The Cubs travel to Maryvale Baseball Park in Phoenix (51st Avenue & Indian School Road) tomorrow to face the Milwaukee Brewers in a game that will be televised for all to see on WGN-TV.
So where does Warren G rank in the list of terrible "Take me out to the ballgame" renditions?
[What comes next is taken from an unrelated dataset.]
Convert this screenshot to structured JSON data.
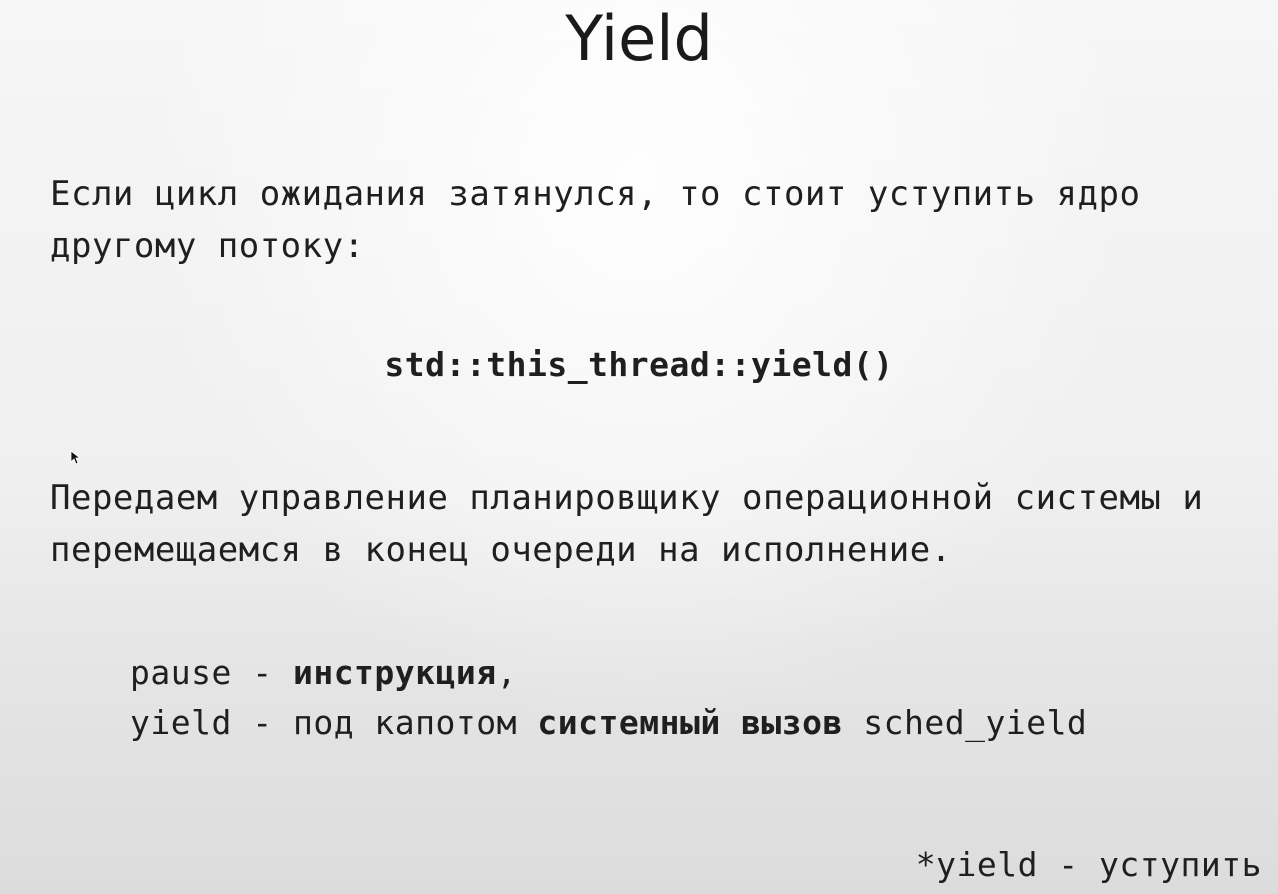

It's gotta be near the top.
They only need to win 18 more in a row to match the 1984 start of the Detroit Tigers.
I agree that it is frustrating and baffling and I am surprised more teams don't try and take advantage of it. However, in the end, I would rather have a pitcher that has 4-5 outs innings versus 4-5 runs innings.
.464 obp play him over Mr june-august
And he can play the field
I don't have any problem being "reminded" of it -- but anything more than a short sentence about it makes my eyes glaze over and skip to the bottom.
per Len: Not Wrigley Field Friendly confines today, it's Szczur's Palace
It's kinda neat seeing guys with such little experience doing so well off the bench. Usually it's guys with a bit more time. How many major league at bats do those two have between them?
It's really not any more newsworthy than a pitcher who runs up and misses it with his glove, walks the batter instead, or throws it into right field where some runs score. Holding the ball was brilliant. He knew he didn't have the throw eyed. And then he follows up with a gutsy performance. The guy rocks.
Of course it's noteworthy. I was going to make a post about it if you hadn't. But per Robs point the headline should be "Lester pitches 7 innings with only 1 ER and and 10ks" with "he got himself into a jam by not throwing on a fielded bunt which he was able to pitch out of." As a paragraph in the article and not the headline.
Or as I write this the headline should be Szczur hits a grand slam but Lester kept them in it the whole game which can be a sub headline.
between him and lastella there's a R/L combo that seems to be comfortable + productive off the bench.
handy stuff for a playoff contending team.
Well, he's consistent at that then.
The kid is looking like a ballplayer.